Then you grew up and something terrible happened. You decided failure is unacceptable and your ego became your worst enemy. I've been there, when things start going wrong my defense mechanisms kick in and I become focused on 'saving face'. I think this article by Sarah Rapp provides food for thought and suggests that denial, hedonic editing and chasing losses are the wrong way to deal with failure. If anything, failure is a necessary step in learning and growing. How we view failure and deal with it, to a large extent, determines how successful we will be.
We do not have to look hard to find very successful people who have failed, some of them many times before they found success. According to TIME magazine, failure is the key to success for women. But why do women fear failure? The Huffington Post suggests that when women experience failure, they try to hide rather than acknowledge it. This silence creates the myth that they are the only ones who have failed.
So what can we do to overcome this crippling fear of failure? There is some great advice on Mindtools which is well worth a read. Stanford psychologist Carol Dweck identified a certain way of thinking shared by people who embrace their mistakes in the pursuit of success: the growth mindset is resilient in the face of failure and sees it as necessary for learning and achievement. If you immediately berate yourself for a mistake, you’re probably stuck in a fixed mindset. Dweck’s website offers some powerful insights into changing your mindset, but the bottom line is this: to change your mind about failure, all you have to do is… change your mind. Stop beating yourself up. Successful people don’t see failure as catastrophic, they see it as a good data point to guide their next attempts.
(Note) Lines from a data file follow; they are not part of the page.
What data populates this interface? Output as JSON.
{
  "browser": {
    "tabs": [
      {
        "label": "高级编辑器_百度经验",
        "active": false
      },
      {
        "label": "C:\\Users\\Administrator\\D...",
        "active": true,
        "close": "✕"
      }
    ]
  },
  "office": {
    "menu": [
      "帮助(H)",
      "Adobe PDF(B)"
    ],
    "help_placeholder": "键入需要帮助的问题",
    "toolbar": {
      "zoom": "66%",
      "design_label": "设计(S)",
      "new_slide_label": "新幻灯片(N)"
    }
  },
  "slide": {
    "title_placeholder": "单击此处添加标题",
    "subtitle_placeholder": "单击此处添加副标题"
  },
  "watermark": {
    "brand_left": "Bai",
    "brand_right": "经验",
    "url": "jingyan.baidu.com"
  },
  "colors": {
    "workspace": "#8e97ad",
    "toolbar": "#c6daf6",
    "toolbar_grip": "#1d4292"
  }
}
It is worth bearing in mind that failing is not the end of the world, indeed it’s just a beginning of one’s success. Look it as your strength and not as your weakness. Use it as your guide and inspiration in order to do more. The focus of our blog this week has been to provide tips and support to our female students leading up to the Women in Leadership Conference which is taking place tomorrow. We hope the blog has given some food for thought and thank you for reading it.